Repeat the entries below exactly, missing none.

------------------------

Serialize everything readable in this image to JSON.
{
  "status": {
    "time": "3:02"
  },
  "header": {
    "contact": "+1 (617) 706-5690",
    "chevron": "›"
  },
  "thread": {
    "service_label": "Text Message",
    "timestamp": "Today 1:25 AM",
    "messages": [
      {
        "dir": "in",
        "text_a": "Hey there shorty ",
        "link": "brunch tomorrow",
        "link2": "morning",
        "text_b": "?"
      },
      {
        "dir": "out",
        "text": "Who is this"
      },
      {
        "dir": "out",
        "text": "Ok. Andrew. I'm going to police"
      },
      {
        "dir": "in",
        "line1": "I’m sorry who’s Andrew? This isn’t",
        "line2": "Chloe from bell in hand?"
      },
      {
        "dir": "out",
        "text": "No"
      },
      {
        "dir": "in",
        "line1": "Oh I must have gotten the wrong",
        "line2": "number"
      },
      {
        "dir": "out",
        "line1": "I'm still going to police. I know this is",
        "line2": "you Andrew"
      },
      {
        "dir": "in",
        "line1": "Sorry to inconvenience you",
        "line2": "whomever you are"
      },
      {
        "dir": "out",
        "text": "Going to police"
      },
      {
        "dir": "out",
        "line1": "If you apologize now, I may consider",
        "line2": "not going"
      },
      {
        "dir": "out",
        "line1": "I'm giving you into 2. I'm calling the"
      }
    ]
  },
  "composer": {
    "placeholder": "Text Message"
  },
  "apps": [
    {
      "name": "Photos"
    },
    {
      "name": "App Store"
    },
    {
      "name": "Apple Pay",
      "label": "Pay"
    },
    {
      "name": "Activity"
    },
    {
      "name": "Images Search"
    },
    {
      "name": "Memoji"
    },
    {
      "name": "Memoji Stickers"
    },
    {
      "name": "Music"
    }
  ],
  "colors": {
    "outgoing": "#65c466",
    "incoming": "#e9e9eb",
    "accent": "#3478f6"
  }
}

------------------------

Answer for this exercise:
Serialize everything readable in this image to JSON.
{
  "status": {
    "time": "3:02"
  },
  "header": {
    "contact": "+1 (617) 706-5690",
    "chevron": "›"
  },
  "thread": {
    "service_label": "Text Message",
    "timestamp": "Today 1:25 AM",
    "messages": [
      {
        "dir": "in",
        "text_a": "Hey there shorty ",
        "link": "brunch tomorrow",
        "link2": "morning",
        "text_b": "?"
      },
      {
        "dir": "out",
        "text": "Who is this"
      },
      {
        "dir": "out",
        "text": "Ok. Andrew. I'm going to police"
      },
      {
        "dir": "in",
        "line1": "I’m sorry who’s Andrew? This isn’t",
        "line2": "Chloe from bell in hand?"
      },
      {
        "dir": "out",
        "text": "No"
      },
      {
        "dir": "in",
        "line1": "Oh I must have gotten the wrong",
        "line2": "number"
      },
      {
        "dir": "out",
        "line1": "I'm still going to police. I know this is",
        "line2": "you Andrew"
      },
      {
        "dir": "in",
        "line1": "Sorry to inconvenience you",
        "line2": "whomever you are"
      },
      {
        "dir": "out",
        "text": "Going to police"
      },
      {
        "dir": "out",
        "line1": "If you apologize now, I may consider",
        "line2": "not going"
      },
      {
        "dir": "out",
        "line1": "I'm giving you into 2. I'm calling the"
      }
    ]
  },
  "composer": {
    "placeholder": "Text Message"
  },
  "apps": [
    {
      "name": "Photos"
    },
    {
      "name": "App Store"
    },
    {
      "name": "Apple Pay",
      "label": "Pay"
    },
    {
      "name": "Activity"
    },
    {
      "name": "Images Search"
    },
    {
      "name": "Memoji"
    },
    {
      "name": "Memoji Stickers"
    },
    {
      "name": "Music"
    }
  ],
  "colors": {
    "outgoing": "#65c466",
    "incoming": "#e9e9eb",
    "accent": "#3478f6"
  }
}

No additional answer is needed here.